Fees Must Fall activist pleads guilty to public violence, being in SA illegally

2020-03-09 21:07
Mcebo Dlamini. (Gallo Images / Foto24 / Felix Dlangamandla)

Mcebo Dlamini. (Gallo Images / Foto24 / Felix Dlangamandla)

Multimedia   ·   User Galleries   ·   News in Pictures Send us your pictures  ·  Send us your stories

Fees Must Fall activist Mcebo Freedom Dlamini was on Monday sentenced to two years and six months in jail, wholly suspended for five years, in the Johannesburg Magistrate's Court for public violence and contravening the provisions of the Immigration Act.

Gauteng National Prosecuting Authority (NPA) spokesperson Phindi Mjonondwane told Jacaranda News Dlamini had approached the NPA wanting to plead guilty.

He was sentenced to two years on a charge of public violence and six months for being in the country illegally.
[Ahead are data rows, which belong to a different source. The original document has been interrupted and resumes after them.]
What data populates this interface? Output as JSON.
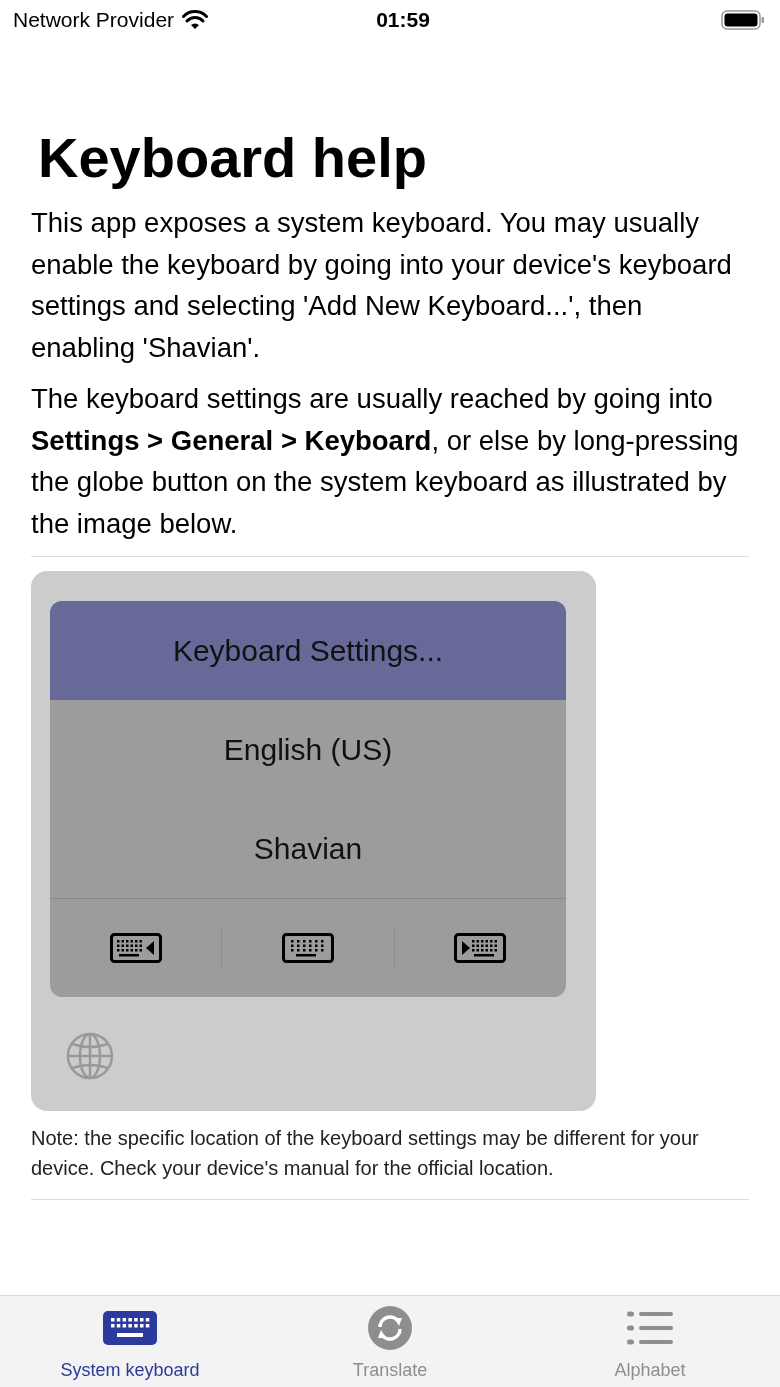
{
  "status_bar": {
    "carrier": "Network Provider",
    "time": "01:59"
  },
  "title": "Keyboard help",
  "paragraphs": [
    "This app exposes a system keyboard. You may usually enable the keyboard by going into your device's keyboard settings and selecting 'Add New Keyboard...', then enabling 'Shavian'.",
    "The keyboard settings are usually reached by going into **Settings > General > Keyboard**, or else by long-pressing the globe button on the system keyboard as illustrated by the image below."
  ],
  "illustration": {
    "menu_items": [
      {
        "label": "Keyboard Settings...",
        "selected": true
      },
      {
        "label": "English (US)",
        "selected": false
      },
      {
        "label": "Shavian",
        "selected": false
      }
    ],
    "layout_buttons": [
      {
        "kind": "left"
      },
      {
        "kind": "center"
      },
      {
        "kind": "right"
      }
    ]
  },
  "note": "Note: the specific location of the keyboard settings may be different for your device. Check your device's manual for the official location.",
  "tabs": [
    {
      "label": "System keyboard",
      "kind": "keyboard",
      "selected": true
    },
    {
      "label": "Translate",
      "kind": "translate",
      "selected": false
    },
    {
      "label": "Alphabet",
      "kind": "list",
      "selected": false
    }
  ]
}
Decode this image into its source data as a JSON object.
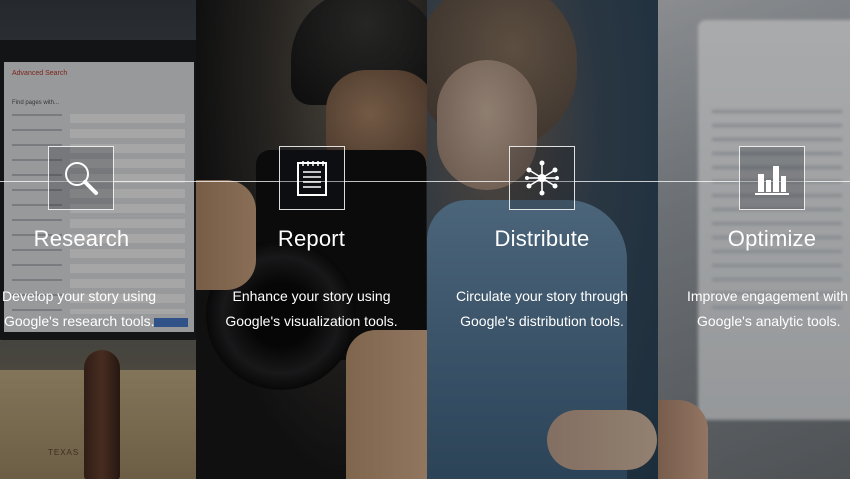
{
  "panels": [
    {
      "title": "Research",
      "desc_line1": "Develop your story using",
      "desc_line2": "Google's research tools.",
      "icon": "magnifier-icon"
    },
    {
      "title": "Report",
      "desc_line1": "Enhance your story using",
      "desc_line2": "Google's visualization tools.",
      "icon": "notepad-icon"
    },
    {
      "title": "Distribute",
      "desc_line1": "Circulate your story through",
      "desc_line2": "Google's distribution tools.",
      "icon": "network-icon"
    },
    {
      "title": "Optimize",
      "desc_line1": "Improve engagement with",
      "desc_line2": "Google's analytic tools.",
      "icon": "bar-chart-icon"
    }
  ],
  "background_scene": {
    "search_form_title": "Advanced Search",
    "search_form_subtitle": "Find pages with...",
    "map_label": "TEXAS"
  }
}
The plea bargain was accepted and the NPA stopped the prosecution on the remaining charges, Mjonondwane told the radio station.

Swazi-born Dlamini faced charges of violating a court order, public violence, assault, theft, and damage to property in relation to a 2016 protest at the University of the Witwatersrand. 

He was arrested in October 2016 and was released on R2 000 bail in November in the High Court sitting in the Palm Ridge Magistrate's Court.

Dlamini posted on Facebook on Monday: "Today marked the end of my legal career. The court found me guilty of public violence and sentenced me to two years [and] six months… Suspended sentence of five years.

"I will take time to reflect on my future moving forward including my political career."

According to the plea, Dlamini states that he initially pleaded not guilty to all six charges in November 2019.

"Having subsequently consulted with my legal team, I freely and voluntarily, wish to change my plea in respect of Counts 1, Public Violence and Count 6, a contravention of section 49(1)(a) of the immigration Act 13 of 2002, to one of guilty," the plea date March 2020 reads.

Dlamini in his papers indicated that he was born in Mbabane, Swaziland on 17 December 1986 to Witness Nkosinigphile Dlamini.

He  had been raised by his aunt, who he thought was his parent, while his biological mother sought work in South Africa.

He obtained a student visa in 2012 to study at the University of Witwatersrand. He had been living in SA since 2002.

Dlamini states that he later learnt through Witness, a South African citizen, that she was his biological mother. Witness applied for a late registration of his birth. 

The Department of Home Affairs subsequently approved the late registration and issued Dlamini with a South African identity number.

During the 2016 arrest, Home Affairs conducted an investigation into his status as a citizen and Dlamini was asked to subject himself to a DNA test within 14-days.

He had failed to do so timeously.

His mother died in May 2018 and as a result, his status as a citizen and his identity number was revoked, he said.

Although he still intends to prove that he is the biological child of Witness, Dlamini admits his failure to do so made him guilty of contravening the provisions of the Immigration Act.

Dlamini said he intended to apply for a Presidential pardon as his "activities" were politically motivated.


Read more on:    mcebo dlamini  |  fees must fall
NEXT ON NEWS24X

Inside News24

 
/News
Traffic Alerts
Traffic
There are new stories on the homepage. Click here to see them.
 
English
Afrikaans
isiZulu

Hello 

Create Profile

Creating your profile will enable you to submit photos and stories to get published on News24.


Please provide a username for your profile page:

This username must be unique, cannot be edited and will be used in the URL to your profile page across the entire 24.com network.